NEW YORK: Robert Bernstein, an ardent American defender of political dissent and freedom of expression who led publisher Random House and founded Human Rights Watch during the Cold War, died Monday, The New York Times reported. He was 96.
The newspaper cited Bernstein's son Peter as confirming his death at a hospital in New York.
During his time at the helm of Random House - now part of Penguin Random House - Bernstein published US authors such as Toni Morrison, Dr Seuss and Gore Vidal, Soviet dissidents Andrei Sakharov and Yelena Bonner, and Czech dissenter Vaclav Havel.
The business became one of the largest general interest book publishers during his tenure from 1966 to 1990, according to the Times, with revenues growing from $40 million to $850 million annually.
In 2009, Bernstein - who is Jewish - turned against Human Rights Watch, accusing the organization he helped found in 1978 of being biased against Israel.
He said the group had condemned "far more" human rights abuses in Israel than in other countries in the Middle East ruled by "authoritarian regimes with appalling human rights records."
"When I stepped aside in 1998, Human Rights Watch was active in 70 countries, most of them closed societies," Bernstein wrote then in the Times. "Now the organization, with increasing frequency, casts aside its important distinction between open and closed societies."

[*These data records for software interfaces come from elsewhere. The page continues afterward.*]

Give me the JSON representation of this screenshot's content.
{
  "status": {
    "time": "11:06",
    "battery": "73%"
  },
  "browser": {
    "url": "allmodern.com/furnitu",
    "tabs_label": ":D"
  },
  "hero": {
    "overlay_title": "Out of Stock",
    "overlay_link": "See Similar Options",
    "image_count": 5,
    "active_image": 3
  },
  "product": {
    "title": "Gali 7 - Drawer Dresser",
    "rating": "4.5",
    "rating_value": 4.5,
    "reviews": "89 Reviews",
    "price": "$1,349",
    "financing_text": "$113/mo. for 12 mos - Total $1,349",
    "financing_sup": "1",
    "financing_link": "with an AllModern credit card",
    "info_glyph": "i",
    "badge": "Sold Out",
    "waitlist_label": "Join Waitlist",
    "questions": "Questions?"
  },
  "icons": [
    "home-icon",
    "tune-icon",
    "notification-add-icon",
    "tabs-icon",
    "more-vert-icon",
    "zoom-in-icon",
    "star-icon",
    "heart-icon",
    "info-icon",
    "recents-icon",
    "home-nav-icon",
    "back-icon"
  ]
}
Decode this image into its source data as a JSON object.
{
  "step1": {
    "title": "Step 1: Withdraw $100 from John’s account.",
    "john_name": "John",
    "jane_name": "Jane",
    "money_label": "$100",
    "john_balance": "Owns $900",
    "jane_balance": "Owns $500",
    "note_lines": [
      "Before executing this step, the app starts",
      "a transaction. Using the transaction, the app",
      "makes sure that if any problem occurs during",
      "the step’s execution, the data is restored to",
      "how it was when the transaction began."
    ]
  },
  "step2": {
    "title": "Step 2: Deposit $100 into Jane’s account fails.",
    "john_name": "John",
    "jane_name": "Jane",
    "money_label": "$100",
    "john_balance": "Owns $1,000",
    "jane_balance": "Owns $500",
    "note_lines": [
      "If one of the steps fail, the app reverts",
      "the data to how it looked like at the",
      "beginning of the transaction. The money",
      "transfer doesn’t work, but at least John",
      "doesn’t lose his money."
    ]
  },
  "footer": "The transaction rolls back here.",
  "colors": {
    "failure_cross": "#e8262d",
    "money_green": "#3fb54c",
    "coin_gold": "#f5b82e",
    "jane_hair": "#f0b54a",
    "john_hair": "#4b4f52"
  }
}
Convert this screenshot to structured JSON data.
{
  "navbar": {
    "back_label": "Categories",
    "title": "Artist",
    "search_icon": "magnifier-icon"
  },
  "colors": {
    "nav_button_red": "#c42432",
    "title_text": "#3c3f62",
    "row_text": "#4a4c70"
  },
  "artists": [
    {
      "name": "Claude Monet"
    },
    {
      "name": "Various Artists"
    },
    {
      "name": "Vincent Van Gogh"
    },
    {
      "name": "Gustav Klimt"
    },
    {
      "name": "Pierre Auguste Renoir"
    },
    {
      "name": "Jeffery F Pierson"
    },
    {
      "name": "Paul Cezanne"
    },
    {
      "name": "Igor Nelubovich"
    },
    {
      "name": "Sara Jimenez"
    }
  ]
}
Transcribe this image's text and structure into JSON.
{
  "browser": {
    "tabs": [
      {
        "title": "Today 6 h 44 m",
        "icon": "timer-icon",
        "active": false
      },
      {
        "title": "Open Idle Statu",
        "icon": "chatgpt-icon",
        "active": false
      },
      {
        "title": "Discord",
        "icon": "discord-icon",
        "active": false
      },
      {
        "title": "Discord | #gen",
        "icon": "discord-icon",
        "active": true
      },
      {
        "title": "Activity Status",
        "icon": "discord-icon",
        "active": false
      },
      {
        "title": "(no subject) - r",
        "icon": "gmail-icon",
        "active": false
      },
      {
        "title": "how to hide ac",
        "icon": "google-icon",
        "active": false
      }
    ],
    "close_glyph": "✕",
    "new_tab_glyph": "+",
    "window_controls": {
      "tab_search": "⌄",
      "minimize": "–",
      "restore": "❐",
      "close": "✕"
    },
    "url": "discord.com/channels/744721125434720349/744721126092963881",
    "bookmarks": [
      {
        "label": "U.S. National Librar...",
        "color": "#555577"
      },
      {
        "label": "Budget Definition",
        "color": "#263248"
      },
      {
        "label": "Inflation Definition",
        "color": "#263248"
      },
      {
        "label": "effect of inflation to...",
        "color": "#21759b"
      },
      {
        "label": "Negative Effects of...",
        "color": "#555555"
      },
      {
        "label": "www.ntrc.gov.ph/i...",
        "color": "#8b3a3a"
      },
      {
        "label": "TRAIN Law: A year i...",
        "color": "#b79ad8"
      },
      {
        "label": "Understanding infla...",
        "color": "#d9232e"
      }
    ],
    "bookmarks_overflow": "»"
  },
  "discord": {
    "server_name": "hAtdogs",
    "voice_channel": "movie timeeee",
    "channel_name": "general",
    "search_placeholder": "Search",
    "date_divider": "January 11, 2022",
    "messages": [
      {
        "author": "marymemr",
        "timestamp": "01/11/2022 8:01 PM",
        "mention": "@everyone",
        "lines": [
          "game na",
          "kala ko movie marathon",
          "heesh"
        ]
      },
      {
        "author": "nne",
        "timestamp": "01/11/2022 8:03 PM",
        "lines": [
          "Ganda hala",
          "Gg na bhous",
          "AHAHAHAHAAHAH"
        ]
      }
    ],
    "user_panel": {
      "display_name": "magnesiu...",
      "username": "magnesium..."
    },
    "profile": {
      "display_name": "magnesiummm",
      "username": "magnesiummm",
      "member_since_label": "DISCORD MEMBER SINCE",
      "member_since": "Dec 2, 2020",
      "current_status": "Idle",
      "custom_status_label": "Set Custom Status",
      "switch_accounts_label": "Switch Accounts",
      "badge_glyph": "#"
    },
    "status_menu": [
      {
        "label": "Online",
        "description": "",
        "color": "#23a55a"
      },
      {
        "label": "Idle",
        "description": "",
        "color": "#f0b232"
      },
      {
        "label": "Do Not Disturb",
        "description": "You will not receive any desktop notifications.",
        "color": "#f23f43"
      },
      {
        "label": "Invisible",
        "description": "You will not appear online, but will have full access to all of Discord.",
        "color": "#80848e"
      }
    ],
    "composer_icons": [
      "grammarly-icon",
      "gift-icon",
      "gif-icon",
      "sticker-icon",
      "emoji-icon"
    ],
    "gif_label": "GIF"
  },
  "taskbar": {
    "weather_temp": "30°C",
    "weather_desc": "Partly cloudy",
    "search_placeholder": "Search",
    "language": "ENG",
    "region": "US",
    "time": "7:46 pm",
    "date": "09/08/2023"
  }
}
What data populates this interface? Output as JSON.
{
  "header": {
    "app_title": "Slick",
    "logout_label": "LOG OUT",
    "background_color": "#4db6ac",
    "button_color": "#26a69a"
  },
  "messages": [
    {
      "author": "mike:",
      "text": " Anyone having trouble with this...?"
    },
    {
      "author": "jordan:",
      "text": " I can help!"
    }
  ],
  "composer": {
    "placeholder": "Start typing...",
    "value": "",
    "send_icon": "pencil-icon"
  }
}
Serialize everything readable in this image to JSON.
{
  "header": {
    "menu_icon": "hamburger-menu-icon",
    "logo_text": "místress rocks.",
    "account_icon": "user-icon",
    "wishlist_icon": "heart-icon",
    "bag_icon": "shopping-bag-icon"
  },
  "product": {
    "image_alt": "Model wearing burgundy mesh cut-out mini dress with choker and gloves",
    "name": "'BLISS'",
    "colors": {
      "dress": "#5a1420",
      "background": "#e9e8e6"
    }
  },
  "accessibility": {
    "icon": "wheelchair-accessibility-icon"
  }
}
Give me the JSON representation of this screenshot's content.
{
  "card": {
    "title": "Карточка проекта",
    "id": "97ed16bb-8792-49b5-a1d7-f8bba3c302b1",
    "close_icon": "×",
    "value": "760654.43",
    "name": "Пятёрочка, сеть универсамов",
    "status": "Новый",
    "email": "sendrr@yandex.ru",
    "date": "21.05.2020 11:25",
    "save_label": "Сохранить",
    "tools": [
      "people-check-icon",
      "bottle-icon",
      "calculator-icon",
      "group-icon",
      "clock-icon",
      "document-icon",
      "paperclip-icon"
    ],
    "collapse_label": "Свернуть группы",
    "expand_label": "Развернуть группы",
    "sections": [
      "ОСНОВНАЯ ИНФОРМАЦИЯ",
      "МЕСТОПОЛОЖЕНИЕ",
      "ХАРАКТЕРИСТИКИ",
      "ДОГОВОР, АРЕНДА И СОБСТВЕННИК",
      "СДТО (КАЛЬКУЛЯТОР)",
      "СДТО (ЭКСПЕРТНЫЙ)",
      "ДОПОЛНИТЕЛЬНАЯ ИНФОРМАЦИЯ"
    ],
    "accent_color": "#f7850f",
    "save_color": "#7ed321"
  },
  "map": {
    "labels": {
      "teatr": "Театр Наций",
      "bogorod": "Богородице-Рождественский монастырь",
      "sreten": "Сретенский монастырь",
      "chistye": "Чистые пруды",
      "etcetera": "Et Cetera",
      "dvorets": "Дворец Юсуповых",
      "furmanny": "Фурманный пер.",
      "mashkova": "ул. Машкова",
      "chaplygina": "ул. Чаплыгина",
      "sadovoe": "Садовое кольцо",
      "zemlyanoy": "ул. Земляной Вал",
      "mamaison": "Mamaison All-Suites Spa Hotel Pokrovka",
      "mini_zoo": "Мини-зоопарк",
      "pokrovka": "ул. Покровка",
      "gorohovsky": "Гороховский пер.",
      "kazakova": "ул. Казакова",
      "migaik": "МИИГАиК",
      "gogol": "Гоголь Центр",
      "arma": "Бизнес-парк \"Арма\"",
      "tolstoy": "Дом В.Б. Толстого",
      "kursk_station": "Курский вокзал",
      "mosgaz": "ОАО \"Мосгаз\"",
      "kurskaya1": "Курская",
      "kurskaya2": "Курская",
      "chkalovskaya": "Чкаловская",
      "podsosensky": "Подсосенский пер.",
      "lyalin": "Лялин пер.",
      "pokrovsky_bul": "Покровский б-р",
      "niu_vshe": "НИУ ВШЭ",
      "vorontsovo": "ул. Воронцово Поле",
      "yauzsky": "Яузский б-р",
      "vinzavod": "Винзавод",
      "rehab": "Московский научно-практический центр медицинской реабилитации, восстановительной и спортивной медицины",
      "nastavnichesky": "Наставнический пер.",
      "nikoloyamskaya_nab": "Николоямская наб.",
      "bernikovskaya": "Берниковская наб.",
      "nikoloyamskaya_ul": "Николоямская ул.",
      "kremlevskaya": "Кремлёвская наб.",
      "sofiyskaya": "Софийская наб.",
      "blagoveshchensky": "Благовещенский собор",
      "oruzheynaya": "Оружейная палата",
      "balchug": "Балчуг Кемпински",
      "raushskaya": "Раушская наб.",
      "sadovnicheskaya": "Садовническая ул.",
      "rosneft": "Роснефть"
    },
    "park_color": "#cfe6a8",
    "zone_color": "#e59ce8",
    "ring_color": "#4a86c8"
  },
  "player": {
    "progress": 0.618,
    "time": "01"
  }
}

Human Rights Watch rejected the claims.
"Robert Bernstein was a true man of principle," Washington Examiner magazine executive editor Seth Mandel wrote on Twitter.
"Founded Human Rights Watch and then went public two decades later against it when it had definitively strayed from its mission and become an anti-Israel tool of totalitarianism."
The Times said Bernstein is survived by his wife Helen and three sons - Peter, Tom and William - as well as his sister Barbara Rosenberg, 10 grandchildren and four great-grandchildren.
His memoir, "Speaking Freely: My Life in Publishing and Human Rights," written with Doug Merlino with a foreword by Morrison, was released in 2016.
Human rights fellowships bear his name at Yale and New York University. In 2011, at the age of 88, he founded a new group called Advancing Human Rights, which he chaired.